**MATERIAL PROVIDED**:
>>>

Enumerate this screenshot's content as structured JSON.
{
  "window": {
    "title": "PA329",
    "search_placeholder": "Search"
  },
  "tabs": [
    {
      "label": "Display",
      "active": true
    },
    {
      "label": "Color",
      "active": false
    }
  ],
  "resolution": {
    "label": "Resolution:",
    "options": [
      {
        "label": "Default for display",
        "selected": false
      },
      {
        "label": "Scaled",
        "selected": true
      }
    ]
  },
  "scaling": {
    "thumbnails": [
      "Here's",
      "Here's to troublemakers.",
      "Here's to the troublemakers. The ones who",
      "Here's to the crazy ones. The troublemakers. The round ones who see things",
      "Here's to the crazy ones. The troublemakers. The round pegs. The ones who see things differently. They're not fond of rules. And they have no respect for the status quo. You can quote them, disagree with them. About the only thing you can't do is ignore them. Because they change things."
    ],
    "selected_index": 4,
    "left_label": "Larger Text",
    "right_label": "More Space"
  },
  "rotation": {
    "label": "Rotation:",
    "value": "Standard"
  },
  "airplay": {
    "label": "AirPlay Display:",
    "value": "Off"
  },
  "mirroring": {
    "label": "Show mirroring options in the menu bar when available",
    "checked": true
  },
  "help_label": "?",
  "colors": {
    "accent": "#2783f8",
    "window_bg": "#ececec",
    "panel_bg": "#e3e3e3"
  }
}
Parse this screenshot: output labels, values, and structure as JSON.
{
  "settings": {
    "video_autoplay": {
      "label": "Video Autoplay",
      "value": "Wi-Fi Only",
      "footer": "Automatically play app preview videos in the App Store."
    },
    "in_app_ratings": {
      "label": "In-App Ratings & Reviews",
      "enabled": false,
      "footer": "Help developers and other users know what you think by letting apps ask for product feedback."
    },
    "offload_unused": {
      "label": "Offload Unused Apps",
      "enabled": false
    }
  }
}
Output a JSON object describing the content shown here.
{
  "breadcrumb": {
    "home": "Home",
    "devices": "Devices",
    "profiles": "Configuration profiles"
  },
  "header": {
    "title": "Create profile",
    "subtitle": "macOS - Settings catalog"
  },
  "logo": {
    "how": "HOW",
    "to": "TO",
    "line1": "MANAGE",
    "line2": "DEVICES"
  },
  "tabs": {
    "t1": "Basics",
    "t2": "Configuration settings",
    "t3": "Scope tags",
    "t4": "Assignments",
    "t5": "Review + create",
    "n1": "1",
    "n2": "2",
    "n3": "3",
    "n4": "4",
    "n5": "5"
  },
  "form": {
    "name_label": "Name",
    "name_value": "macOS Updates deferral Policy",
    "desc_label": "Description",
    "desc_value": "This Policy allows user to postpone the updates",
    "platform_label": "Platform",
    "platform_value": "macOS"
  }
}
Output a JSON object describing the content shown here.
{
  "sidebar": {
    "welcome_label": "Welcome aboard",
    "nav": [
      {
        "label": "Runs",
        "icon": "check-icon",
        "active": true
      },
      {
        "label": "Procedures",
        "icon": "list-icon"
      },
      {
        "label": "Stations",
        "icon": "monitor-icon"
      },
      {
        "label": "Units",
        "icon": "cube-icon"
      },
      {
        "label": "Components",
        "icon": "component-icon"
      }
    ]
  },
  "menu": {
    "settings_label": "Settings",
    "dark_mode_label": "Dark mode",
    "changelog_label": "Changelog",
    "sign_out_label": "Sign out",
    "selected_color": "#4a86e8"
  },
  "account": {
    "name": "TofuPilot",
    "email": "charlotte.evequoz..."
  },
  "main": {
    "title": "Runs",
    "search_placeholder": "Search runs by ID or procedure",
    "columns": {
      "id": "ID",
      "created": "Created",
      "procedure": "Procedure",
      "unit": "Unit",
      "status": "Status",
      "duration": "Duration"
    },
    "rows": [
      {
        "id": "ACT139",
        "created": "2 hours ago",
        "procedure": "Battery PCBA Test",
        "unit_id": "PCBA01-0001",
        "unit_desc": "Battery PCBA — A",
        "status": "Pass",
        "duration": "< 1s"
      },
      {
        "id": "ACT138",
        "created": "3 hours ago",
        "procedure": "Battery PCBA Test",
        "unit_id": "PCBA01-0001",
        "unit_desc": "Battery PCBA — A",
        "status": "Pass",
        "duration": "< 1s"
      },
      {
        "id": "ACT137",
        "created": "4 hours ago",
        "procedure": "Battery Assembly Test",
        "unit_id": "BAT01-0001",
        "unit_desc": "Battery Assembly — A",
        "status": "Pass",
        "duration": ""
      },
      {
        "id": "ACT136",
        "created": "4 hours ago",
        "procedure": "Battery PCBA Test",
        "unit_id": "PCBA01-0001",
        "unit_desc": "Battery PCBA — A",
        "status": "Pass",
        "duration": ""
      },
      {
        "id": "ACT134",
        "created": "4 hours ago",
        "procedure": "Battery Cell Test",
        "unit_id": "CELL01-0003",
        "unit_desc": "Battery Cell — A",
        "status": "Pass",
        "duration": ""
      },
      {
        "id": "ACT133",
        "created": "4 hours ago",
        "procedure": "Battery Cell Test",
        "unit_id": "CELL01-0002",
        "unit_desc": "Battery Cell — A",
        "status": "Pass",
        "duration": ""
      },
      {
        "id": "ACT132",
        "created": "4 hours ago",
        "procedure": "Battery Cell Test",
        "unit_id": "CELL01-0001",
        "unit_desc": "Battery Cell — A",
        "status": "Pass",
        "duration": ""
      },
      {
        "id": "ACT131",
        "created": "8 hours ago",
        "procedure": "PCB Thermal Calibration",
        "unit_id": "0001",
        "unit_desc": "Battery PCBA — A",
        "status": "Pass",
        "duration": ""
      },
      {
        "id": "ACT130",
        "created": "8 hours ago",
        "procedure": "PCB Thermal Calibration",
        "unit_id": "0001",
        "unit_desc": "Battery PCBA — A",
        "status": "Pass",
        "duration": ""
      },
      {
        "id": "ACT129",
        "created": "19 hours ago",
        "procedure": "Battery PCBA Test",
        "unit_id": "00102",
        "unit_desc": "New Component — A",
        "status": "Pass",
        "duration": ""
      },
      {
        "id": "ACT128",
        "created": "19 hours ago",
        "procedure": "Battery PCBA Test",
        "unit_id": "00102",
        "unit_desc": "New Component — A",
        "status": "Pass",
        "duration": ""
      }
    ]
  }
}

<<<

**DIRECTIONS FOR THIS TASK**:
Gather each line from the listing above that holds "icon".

**SOLUTION FOR THIS PROBLEM**:
        "icon": "check-icon",
        "icon": "list-icon"
        "icon": "monitor-icon"
        "icon": "cube-icon"
        "icon": "component-icon"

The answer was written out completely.